There are now strong indications that an El Niño may develop by spring. One indication is that sea surface temperatures in the equatorial Pacific are now above normal, and are expected to rise further relative to normal over coming months. Another typical feature of El Niño, lower than normal sea surface temperatures to the west of New Zealand, is also becoming evident.
Rainfall is expected to be near normal in most regions of New Zealand, apart from below normal in the east of the North Island and normal to below normal in the east of the South Island.
Temperatures are expected to be normal or above in the north and west of the North Island, above normal in the west of the South Island, and normal in other regions.
Normal soil moisture levels and river flows are predicted for most regions of the country. Below normal river flows and normal to below normal soil moisture levels are likely in the east of the South Island. In the east of the North Island, both soil moisture levels and river flows are likely to be below normal.
A. Climate models give no strong signals about how the climate will evolve, so we assume that there is an equal chance (33%) of the climate occurring in the range of the upper, middle or lower third (tercile) of all previously observed conditions.

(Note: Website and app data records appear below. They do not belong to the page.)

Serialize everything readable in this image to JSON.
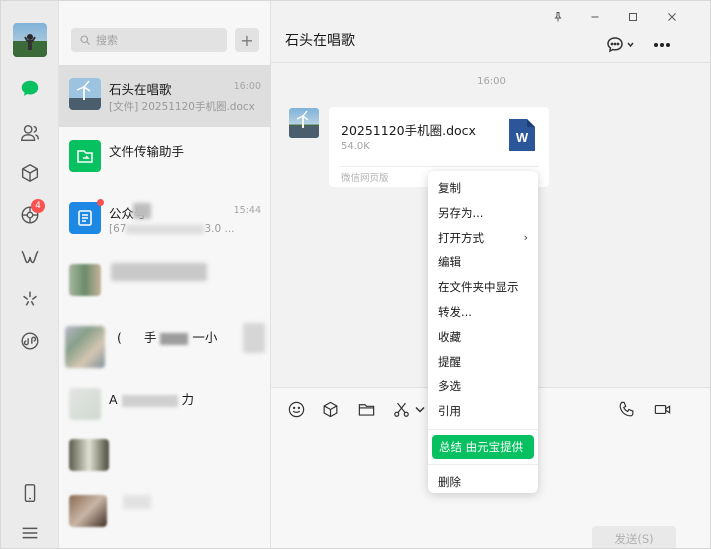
{
  "window": {
    "pin_icon": "pin-icon",
    "min_icon": "minimize-icon",
    "max_icon": "maximize-icon",
    "close_icon": "close-icon"
  },
  "colors": {
    "accent": "#07c160",
    "badge": "#fa5151",
    "word_blue": "#2b579a"
  },
  "sidebar": {
    "badge_count": "4",
    "icons": [
      "chat-icon",
      "contacts-icon",
      "favorites-cube-icon",
      "moments-icon",
      "channels-icon",
      "discover-icon",
      "mini-program-icon",
      "phone-icon",
      "menu-icon"
    ]
  },
  "search": {
    "placeholder": "搜索"
  },
  "chats": [
    {
      "name": "石头在唱歌",
      "sub": "[文件] 20251120手机圈.docx",
      "time": "16:00"
    },
    {
      "name": "文件传输助手"
    },
    {
      "name": "公众号",
      "sub_prefix": "[67",
      "sub_suffix": "3.0 ...",
      "time": "15:44"
    },
    {
      "name_part": "(",
      "name_mid": "手",
      "name_end": "一小",
      "item": "blurred"
    },
    {
      "name_prefix": "A",
      "name_suffix": "力"
    }
  ],
  "conversation": {
    "title": "石头在唱歌",
    "timestamp": "16:00",
    "file": {
      "name": "20251120手机圈.docx",
      "size": "54.0K",
      "source": "微信网页版",
      "type_letter": "W"
    }
  },
  "context_menu": {
    "items": [
      "复制",
      "另存为...",
      "打开方式",
      "编辑",
      "在文件夹中显示",
      "转发...",
      "收藏",
      "提醒",
      "多选",
      "引用"
    ],
    "ai_item": "总结 由元宝提供",
    "delete": "删除"
  },
  "input": {
    "send_label": "发送(S)"
  }
}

B. There is a relatively strong indication by the models (60% chance of occurrence) that conditions will be below average, but, given the variable nature of climate, the chance of average or above-average conditions is also shown (30% and 10% respectively).